Toy Story 3

You knew it was coming, didn’t you? "Toy Story 3" was a must-see on its opening weekend – for kids and parents alike – and it didn’t disappoint. In fact, it was a somewhat unexpected emotional experience at times.

My wife and I hadn’t had any reviews of the third installment of the Woody/Buzz Lightyear saga, so we were a tad surprised at what a woman told us when we were walking toward the theater from the Northland Mall parking lot. When she asked what movie we were going to see and we answered "Toy Story 3," she said, "Hope you brought kleenex!"

Kleenex? Then I thought for a moment. The last Pixar feature, "Up," brought a few tears with its dialogue-free montage of the life of man and his wife, and his wife’s death. But I had read about the sequence beforehand, so I think that tempered my reaction on some level.

"Toy Story 3" was supposed to be pure fun without anything too deep attached to it. And it was, for the most part. Without giving away too much, the plot revolved around the toys’ owner, Andy, going off to college, and the toys finding a new temporary home before quickly realizing they’d be better off at their old home. There are plenty of laughs – provided in no small amount by the meeting and budding relationship of Barbie and a Michael Keaton-voiced Ken – and many great sequences, including a fun and hilarious part when Buzz accidently gets put into Spanish-speaking mode. Our kids got caught up in it pretty well (Zach, at times, wavered between the movie and the race car video game he’d seen in the theater lobby), and Bec and I were definitely into it, too. And then came the wrap-up, and some moist eyes. Not because it was a sad finale, though – just very sweet.

If you’ve got young kids or you’re young at heart – heck, if you’ve ever played with toys – you’ll almost sure to connect with "Toy Story 3" in some way. Plenty already have, as the movie has made more than $100 million in its first three days alone.

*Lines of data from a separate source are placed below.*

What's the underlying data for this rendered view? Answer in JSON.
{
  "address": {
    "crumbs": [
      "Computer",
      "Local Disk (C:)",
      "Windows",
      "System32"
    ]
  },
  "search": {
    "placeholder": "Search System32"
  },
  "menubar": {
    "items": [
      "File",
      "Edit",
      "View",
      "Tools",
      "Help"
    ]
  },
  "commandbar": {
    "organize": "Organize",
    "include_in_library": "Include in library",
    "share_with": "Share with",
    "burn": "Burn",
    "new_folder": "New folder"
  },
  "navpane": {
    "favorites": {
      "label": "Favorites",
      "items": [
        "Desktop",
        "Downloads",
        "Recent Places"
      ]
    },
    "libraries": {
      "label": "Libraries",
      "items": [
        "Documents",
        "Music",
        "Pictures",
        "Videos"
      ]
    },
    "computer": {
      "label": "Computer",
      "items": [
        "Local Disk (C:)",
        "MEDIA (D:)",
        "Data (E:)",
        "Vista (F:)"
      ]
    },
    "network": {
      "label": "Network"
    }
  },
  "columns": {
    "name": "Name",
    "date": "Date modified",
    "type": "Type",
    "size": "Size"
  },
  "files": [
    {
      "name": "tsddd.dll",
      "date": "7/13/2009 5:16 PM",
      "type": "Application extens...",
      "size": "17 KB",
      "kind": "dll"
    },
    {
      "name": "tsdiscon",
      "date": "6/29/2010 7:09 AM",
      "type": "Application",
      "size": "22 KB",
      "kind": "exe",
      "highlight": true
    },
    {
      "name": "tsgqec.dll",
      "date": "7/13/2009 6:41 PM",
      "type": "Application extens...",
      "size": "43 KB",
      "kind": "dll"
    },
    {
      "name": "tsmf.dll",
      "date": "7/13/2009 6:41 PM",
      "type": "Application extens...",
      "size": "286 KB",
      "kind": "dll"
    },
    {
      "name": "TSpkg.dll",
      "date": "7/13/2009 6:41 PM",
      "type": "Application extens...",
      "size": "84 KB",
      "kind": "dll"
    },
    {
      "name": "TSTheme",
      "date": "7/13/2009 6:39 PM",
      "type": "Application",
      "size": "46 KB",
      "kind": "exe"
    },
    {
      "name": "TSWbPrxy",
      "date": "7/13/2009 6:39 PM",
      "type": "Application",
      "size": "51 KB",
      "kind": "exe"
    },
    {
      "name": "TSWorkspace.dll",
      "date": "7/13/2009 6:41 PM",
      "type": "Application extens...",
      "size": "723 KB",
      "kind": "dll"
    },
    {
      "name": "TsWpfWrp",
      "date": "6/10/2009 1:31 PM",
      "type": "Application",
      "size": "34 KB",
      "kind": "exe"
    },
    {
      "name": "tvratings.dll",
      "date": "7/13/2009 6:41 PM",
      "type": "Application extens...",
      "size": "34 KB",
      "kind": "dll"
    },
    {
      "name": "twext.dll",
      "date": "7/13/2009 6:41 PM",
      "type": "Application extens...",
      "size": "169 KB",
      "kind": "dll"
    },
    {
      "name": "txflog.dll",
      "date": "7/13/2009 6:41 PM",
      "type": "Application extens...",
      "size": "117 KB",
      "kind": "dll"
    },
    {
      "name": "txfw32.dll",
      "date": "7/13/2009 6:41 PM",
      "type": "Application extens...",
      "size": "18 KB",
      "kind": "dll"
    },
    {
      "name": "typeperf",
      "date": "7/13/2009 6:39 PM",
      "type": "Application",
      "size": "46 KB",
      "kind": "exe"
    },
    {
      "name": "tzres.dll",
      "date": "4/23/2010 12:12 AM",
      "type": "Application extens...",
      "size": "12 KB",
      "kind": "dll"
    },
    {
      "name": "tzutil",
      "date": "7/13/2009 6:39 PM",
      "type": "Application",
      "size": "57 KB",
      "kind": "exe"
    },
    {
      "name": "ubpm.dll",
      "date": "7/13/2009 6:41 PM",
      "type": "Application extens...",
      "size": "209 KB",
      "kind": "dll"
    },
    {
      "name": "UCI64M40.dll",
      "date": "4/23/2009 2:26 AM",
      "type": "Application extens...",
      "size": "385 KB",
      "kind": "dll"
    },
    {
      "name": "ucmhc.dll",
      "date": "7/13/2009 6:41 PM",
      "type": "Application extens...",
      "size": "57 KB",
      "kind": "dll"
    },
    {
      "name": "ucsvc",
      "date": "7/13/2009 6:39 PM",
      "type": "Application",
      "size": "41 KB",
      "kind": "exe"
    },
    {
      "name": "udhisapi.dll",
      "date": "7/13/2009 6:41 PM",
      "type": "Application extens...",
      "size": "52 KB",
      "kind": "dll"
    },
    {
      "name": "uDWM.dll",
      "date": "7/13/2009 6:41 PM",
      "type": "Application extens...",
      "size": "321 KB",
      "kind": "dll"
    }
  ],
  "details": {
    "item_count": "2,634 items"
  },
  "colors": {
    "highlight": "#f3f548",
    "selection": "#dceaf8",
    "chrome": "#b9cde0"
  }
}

And some cynics will say the whole thing is a devious money-making enterprise, with not only all the old beloved toys but a few new ones, too (never mind all the other merchandising out there). But most of the "characters" are lovable, there are great messages about family and teamwork, andit reminds us that there’s a kid somewhere inside all of us.